When writing an essay or posting an authoritative article to your website, you want to rely on credible sources. A credible source is one whose authorship and information can be vetted. That is, the ideas are the writer's own ideas and there's substantial evidence in support of their statements.
If you're looking for a credible source to bolster your own work, you'll only want the best. A non-credible source will give you no indication where they got their information, will be poorly written, and will make your tail curl if you suspect it may even be plagiarized.
How to find credible sources? Begin at your school's library and extend into the vast web. After we discuss those two elements, you'll find a formula to help you tell if a source is credible.
Truth be told, if you're writing a research paper for school, you'll want to start with the library. Most schools and universities offer resources and services, including research databases, print and e-books, and resource-sharing partnerships with other libraries.
Much of what you'll find in these databases are scholarly and, thus, reliable sources. Popular, multi-disciplinary databases include Academic Search Premier and ProQuest. You'll also find "niche" databases that contain articles on one subject, like science, history, or art. Here's a bit more on that from the University of Michigan.
Additionally, you can do a Google search, but not just any Google search. If you use the URL scholar.google.com, Google will present you with only scholarly articles in lieu of generic search results.
As for websites and blogs, start with the name. Is it a name you recognize? Industry and trade organizations and publishers often run digital magazines or online blogs.
So, if you're working on a paper for your psychology class, perhaps you'll check out Psychology Today before scanning for other credible sources. If you're writing a paper for history, check out the Library of Congress, the National Archives, or the Smithsonian.
In these instances, searching for a "brand name" is a good rule of thumb. That said, this doesn't rule out a blog just because it's your first time visiting their page. If you've found an article you like, see who wrote it. Did they post a byline, or short bio, at the end of the article? Does the writer seem credible? What are their credentials? Are they a recognized authority in their supposed area of expertise?
Then, take a look to see how many shares the article has. Read the comments, if there are any. Check the links in the article; where does the writer link to externally? Are those credible sources? While Wikipedia may not be regarded as a credible source, the sources you'll find at the bottom of the page often are.
Also, did you find this source on the tenth page of Google or the first or second page? Articles that rank higher on Google are deemed to be more credible than those back on the tenth page. Although not always an indication of the writer's credibility, this is another point for consideration.
Like a good recipe, this formula- when combined - will help you discern the legitimacy of the source you're considering.
While a scholarly article from the library database is certain to be credible, you might want to refer to this formula when using online websites and blogs or other publications.
Authorship - Check to see that your source is authored by someone willing to attach their name to it. Then, you can also conduct a brief Google search to check their credentials.
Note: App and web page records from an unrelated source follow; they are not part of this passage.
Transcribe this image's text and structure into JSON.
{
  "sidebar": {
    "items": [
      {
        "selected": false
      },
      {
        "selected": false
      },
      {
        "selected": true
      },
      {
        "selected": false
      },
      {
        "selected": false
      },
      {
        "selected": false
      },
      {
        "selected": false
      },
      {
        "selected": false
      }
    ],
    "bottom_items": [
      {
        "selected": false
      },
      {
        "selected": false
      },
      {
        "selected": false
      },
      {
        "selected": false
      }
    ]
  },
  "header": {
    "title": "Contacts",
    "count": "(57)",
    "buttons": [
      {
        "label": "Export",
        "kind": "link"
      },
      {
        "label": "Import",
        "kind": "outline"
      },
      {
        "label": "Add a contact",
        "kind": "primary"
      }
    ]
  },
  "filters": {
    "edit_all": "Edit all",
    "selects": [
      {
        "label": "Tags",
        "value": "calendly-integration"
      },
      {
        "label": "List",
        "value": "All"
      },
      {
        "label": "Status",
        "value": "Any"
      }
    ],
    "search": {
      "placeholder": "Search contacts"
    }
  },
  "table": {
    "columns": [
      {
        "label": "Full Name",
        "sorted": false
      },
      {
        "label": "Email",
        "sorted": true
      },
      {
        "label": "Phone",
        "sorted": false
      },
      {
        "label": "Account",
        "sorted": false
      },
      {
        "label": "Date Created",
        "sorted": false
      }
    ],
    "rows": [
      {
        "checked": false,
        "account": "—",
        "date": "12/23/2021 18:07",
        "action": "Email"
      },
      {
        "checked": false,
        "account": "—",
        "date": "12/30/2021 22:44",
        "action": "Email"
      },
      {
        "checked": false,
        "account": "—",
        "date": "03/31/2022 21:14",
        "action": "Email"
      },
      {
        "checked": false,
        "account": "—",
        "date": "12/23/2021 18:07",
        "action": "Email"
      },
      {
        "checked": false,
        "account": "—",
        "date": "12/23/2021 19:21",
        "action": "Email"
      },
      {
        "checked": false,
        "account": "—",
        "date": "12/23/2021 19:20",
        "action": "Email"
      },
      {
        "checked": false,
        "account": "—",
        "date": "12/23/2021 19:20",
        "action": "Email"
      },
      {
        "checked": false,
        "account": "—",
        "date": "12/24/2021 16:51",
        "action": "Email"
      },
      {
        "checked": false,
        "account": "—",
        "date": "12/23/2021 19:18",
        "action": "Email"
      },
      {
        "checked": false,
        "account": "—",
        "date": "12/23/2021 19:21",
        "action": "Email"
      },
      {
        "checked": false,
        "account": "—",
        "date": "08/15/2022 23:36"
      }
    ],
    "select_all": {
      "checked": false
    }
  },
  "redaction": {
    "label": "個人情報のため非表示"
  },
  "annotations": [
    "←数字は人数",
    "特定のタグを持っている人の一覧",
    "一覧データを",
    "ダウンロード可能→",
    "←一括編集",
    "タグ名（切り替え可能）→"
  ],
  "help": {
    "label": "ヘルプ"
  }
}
Where else have they been published? Have they been interviewed as an expert on the topic?
Date of Publication - If a website has attached a date to an article, it means they've allowed you the opportunity to see if the content is current and up to date. Some topics are relevant whether they've been published in the last year or the last forty years, but you'll want your sources to be as current as possible.
Domain Name - Certain domains, such as .com, .net, or .org, can be purchased by anyone. However, .edu and .gov are reserved for universities and governments. Typically, these are safe bets. Check to see which department published the information you're viewing. But, a nice .edu or .gov citation will serve you well.
Grammar - Although we're taught not to be "judgy," we must judge the grammar and writing style of someone we're about to cite as a credible source. If they use the wrong "too" or "there," you might want to take a closer look. A singular mistake is merely a sign of human error. Several grammatical errors, however, are a sign it's time to move on to the next source.
Sources - Does your source cite their sources? If so, this is a wonderful sign. Scholarly articles through your university's library will cite their sources. This allows you to not only glean information from the initial source but the sources they used too.
Site Design - If a webpage makes you flash back to the days of AOL's dial-up anthem "You've Got Mail," you'll want to move on. While this is a bit of a subjective debate, you'll be able to spot a more modern site versus a site that hasn't been updated in a decade. The reason site design is worth a closer look is because it's an indication of a well-maintained site that's updated often for credibility and reliability (and modernity).
Consider this your subjective guide on how to find a credible source. Some of these tips are subject to change, but if your source material checks off a good amount of these considerations, you're on your way.
Essay writing is a bit of an art form. If you're looking for a few tips, check out How to Write an Essay. In particular, a strong intro and a tight conclusion will help you soar to new heights. And check out these bibliography examples, if you're not sure how to cite your sources. We hope you enjoy the research you're conducting and pull together a fabulous summation of all your ideas!